**Task prompt:**
Set every entry below down once more, exactly as it stands, without images.

╔══

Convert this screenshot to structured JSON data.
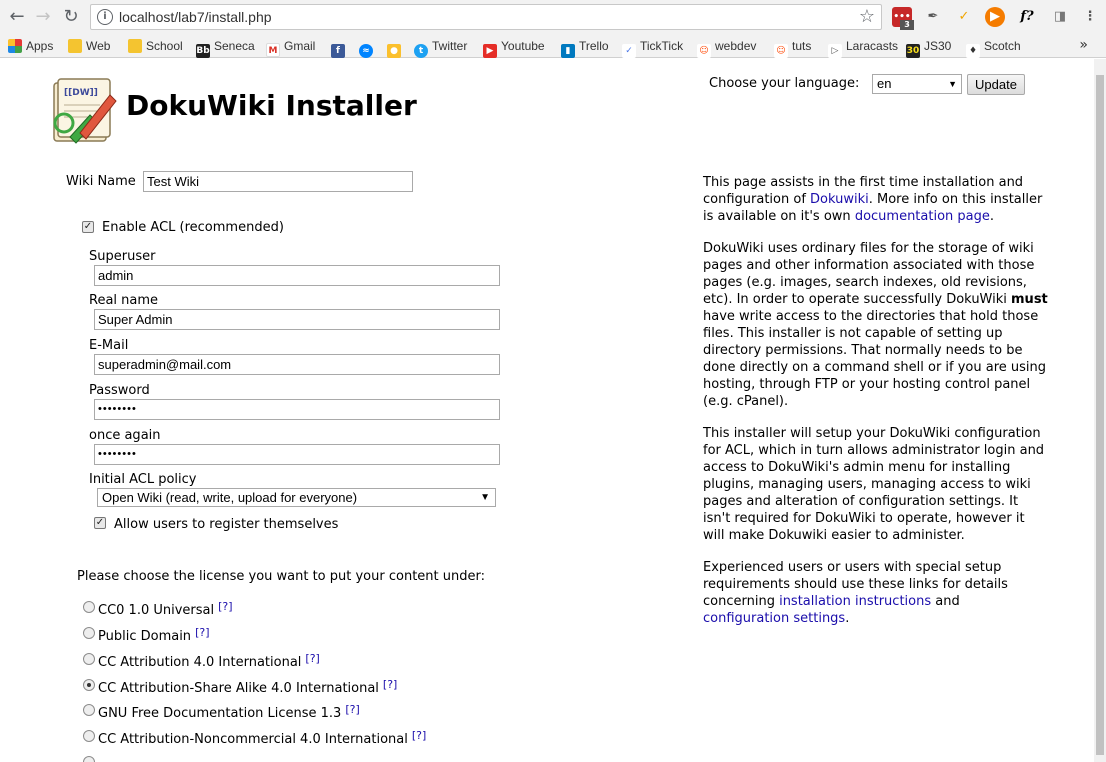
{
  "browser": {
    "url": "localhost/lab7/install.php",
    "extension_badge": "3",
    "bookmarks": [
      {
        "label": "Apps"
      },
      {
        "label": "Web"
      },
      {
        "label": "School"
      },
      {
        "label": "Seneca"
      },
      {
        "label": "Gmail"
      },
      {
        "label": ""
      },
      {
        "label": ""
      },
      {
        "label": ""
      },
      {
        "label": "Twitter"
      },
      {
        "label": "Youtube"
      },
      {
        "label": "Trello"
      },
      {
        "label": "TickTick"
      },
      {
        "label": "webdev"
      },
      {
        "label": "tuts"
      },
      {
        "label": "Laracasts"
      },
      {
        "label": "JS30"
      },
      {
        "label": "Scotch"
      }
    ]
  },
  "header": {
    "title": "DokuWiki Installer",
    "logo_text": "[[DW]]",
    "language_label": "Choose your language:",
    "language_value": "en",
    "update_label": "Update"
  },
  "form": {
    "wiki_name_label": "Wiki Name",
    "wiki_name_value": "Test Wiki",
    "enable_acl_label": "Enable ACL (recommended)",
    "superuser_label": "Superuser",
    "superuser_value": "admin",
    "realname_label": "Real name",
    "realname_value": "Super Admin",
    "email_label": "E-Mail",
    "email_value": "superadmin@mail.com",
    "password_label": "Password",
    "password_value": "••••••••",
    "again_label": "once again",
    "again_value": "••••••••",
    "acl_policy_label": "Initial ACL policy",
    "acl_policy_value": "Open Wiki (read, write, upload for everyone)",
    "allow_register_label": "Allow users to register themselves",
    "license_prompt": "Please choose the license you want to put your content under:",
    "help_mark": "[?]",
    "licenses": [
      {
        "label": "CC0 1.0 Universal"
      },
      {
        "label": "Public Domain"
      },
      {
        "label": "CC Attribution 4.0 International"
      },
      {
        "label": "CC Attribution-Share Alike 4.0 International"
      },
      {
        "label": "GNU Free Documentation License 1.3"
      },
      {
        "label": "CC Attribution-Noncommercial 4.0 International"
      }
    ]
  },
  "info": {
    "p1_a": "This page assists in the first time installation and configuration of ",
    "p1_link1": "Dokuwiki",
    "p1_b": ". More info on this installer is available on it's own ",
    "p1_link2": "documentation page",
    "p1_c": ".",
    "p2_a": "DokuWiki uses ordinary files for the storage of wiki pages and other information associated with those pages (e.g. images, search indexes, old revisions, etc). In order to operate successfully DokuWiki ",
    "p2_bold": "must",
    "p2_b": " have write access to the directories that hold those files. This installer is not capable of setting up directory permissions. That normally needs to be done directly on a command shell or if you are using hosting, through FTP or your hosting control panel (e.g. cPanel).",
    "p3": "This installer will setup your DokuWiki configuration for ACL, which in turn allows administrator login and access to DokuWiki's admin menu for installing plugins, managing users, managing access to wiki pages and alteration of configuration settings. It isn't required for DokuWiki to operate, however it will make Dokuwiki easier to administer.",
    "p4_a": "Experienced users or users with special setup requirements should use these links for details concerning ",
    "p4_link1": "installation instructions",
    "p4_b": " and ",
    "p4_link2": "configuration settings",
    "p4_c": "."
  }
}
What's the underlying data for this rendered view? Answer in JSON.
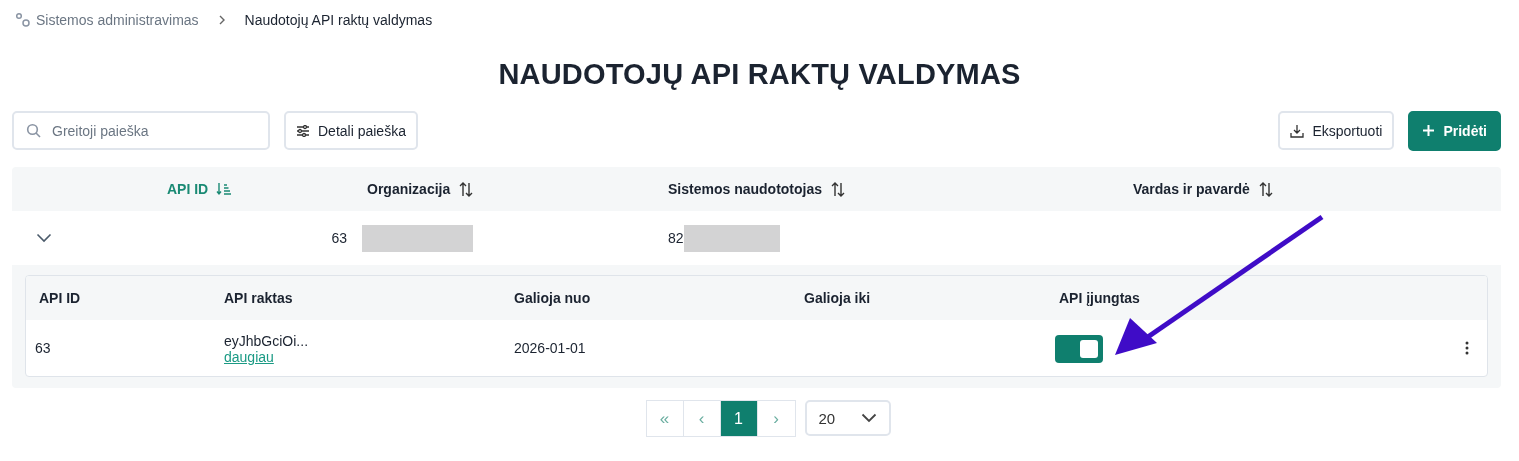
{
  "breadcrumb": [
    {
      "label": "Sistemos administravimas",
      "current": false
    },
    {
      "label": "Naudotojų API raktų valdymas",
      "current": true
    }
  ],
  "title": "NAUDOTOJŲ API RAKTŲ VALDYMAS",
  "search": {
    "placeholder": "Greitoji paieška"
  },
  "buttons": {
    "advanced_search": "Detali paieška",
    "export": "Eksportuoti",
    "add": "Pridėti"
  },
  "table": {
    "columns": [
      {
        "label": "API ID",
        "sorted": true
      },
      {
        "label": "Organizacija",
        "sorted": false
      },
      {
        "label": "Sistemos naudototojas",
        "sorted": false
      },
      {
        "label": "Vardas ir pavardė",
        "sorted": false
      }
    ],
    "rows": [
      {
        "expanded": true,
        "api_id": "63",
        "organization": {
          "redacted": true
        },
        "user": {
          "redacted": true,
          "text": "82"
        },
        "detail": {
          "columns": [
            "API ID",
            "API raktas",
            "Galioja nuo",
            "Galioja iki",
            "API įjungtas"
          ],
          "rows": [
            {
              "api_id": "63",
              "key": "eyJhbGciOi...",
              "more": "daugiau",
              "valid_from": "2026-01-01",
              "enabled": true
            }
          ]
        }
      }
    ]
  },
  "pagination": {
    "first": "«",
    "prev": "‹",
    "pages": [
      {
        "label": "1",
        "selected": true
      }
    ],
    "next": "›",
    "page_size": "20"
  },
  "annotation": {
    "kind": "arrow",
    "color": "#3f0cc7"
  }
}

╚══

**Response to the task:**
Convert this screenshot to structured JSON data.
{
  "browser": {
    "url": "localhost/lab7/install.php",
    "extension_badge": "3",
    "bookmarks": [
      {
        "label": "Apps"
      },
      {
        "label": "Web"
      },
      {
        "label": "School"
      },
      {
        "label": "Seneca"
      },
      {
        "label": "Gmail"
      },
      {
        "label": ""
      },
      {
        "label": ""
      },
      {
        "label": ""
      },
      {
        "label": "Twitter"
      },
      {
        "label": "Youtube"
      },
      {
        "label": "Trello"
      },
      {
        "label": "TickTick"
      },
      {
        "label": "webdev"
      },
      {
        "label": "tuts"
      },
      {
        "label": "Laracasts"
      },
      {
        "label": "JS30"
      },
      {
        "label": "Scotch"
      }
    ]
  },
  "header": {
    "title": "DokuWiki Installer",
    "logo_text": "[[DW]]",
    "language_label": "Choose your language:",
    "language_value": "en",
    "update_label": "Update"
  },
  "form": {
    "wiki_name_label": "Wiki Name",
    "wiki_name_value": "Test Wiki",
    "enable_acl_label": "Enable ACL (recommended)",
    "superuser_label": "Superuser",
    "superuser_value": "admin",
    "realname_label": "Real name",
    "realname_value": "Super Admin",
    "email_label": "E-Mail",
    "email_value": "superadmin@mail.com",
    "password_label": "Password",
    "password_value": "••••••••",
    "again_label": "once again",
    "again_value": "••••••••",
    "acl_policy_label": "Initial ACL policy",
    "acl_policy_value": "Open Wiki (read, write, upload for everyone)",
    "allow_register_label": "Allow users to register themselves",
    "license_prompt": "Please choose the license you want to put your content under:",
    "help_mark": "[?]",
    "licenses": [
      {
        "label": "CC0 1.0 Universal"
      },
      {
        "label": "Public Domain"
      },
      {
        "label": "CC Attribution 4.0 International"
      },
      {
        "label": "CC Attribution-Share Alike 4.0 International"
      },
      {
        "label": "GNU Free Documentation License 1.3"
      },
      {
        "label": "CC Attribution-Noncommercial 4.0 International"
      }
    ]
  },
  "info": {
    "p1_a": "This page assists in the first time installation and configuration of ",
    "p1_link1": "Dokuwiki",
    "p1_b": ". More info on this installer is available on it's own ",
    "p1_link2": "documentation page",
    "p1_c": ".",
    "p2_a": "DokuWiki uses ordinary files for the storage of wiki pages and other information associated with those pages (e.g. images, search indexes, old revisions, etc). In order to operate successfully DokuWiki ",
    "p2_bold": "must",
    "p2_b": " have write access to the directories that hold those files. This installer is not capable of setting up directory permissions. That normally needs to be done directly on a command shell or if you are using hosting, through FTP or your hosting control panel (e.g. cPanel).",
    "p3": "This installer will setup your DokuWiki configuration for ACL, which in turn allows administrator login and access to DokuWiki's admin menu for installing plugins, managing users, managing access to wiki pages and alteration of configuration settings. It isn't required for DokuWiki to operate, however it will make Dokuwiki easier to administer.",
    "p4_a": "Experienced users or users with special setup requirements should use these links for details concerning ",
    "p4_link1": "installation instructions",
    "p4_b": " and ",
    "p4_link2": "configuration settings",
    "p4_c": "."
  }
}
What's the underlying data for this rendered view? Answer in JSON.
{
  "breadcrumb": [
    {
      "label": "Sistemos administravimas",
      "current": false
    },
    {
      "label": "Naudotojų API raktų valdymas",
      "current": true
    }
  ],
  "title": "NAUDOTOJŲ API RAKTŲ VALDYMAS",
  "search": {
    "placeholder": "Greitoji paieška"
  },
  "buttons": {
    "advanced_search": "Detali paieška",
    "export": "Eksportuoti",
    "add": "Pridėti"
  },
  "table": {
    "columns": [
      {
        "label": "API ID",
        "sorted": true
      },
      {
        "label": "Organizacija",
        "sorted": false
      },
      {
        "label": "Sistemos naudototojas",
        "sorted": false
      },
      {
        "label": "Vardas ir pavardė",
        "sorted": false
      }
    ],
    "rows": [
      {
        "expanded": true,
        "api_id": "63",
        "organization": {
          "redacted": true
        },
        "user": {
          "redacted": true,
          "text": "82"
        },
        "detail": {
          "columns": [
            "API ID",
            "API raktas",
            "Galioja nuo",
            "Galioja iki",
            "API įjungtas"
          ],
          "rows": [
            {
              "api_id": "63",
              "key": "eyJhbGciOi...",
              "more": "daugiau",
              "valid_from": "2026-01-01",
              "enabled": true
            }
          ]
        }
      }
    ]
  },
  "pagination": {
    "first": "«",
    "prev": "‹",
    "pages": [
      {
        "label": "1",
        "selected": true
      }
    ],
    "next": "›",
    "page_size": "20"
  },
  "annotation": {
    "kind": "arrow",
    "color": "#3f0cc7"
  }
}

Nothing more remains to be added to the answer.